*** Data to process ***

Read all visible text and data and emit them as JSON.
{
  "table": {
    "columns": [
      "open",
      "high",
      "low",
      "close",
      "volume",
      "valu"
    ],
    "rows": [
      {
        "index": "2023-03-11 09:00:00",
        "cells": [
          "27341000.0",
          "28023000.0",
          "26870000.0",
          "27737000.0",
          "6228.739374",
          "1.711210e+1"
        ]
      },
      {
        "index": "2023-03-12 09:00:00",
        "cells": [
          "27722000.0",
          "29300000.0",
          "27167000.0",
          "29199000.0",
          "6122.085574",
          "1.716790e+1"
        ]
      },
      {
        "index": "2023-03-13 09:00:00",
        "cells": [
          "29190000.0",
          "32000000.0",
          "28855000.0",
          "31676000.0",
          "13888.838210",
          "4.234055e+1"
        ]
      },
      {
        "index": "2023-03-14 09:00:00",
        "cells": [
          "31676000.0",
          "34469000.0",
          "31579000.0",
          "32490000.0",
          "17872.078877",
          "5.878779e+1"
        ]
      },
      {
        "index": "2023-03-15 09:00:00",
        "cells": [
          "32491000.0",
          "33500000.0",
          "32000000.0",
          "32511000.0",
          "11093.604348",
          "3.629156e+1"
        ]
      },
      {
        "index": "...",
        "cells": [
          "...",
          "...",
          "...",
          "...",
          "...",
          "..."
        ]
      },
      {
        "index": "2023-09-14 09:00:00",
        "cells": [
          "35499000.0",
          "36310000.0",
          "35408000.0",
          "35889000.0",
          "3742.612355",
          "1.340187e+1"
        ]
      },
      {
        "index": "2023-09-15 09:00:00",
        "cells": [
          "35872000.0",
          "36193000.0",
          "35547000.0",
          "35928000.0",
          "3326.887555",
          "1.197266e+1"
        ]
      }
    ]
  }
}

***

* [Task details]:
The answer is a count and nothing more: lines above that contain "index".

* [Exercise response]:
8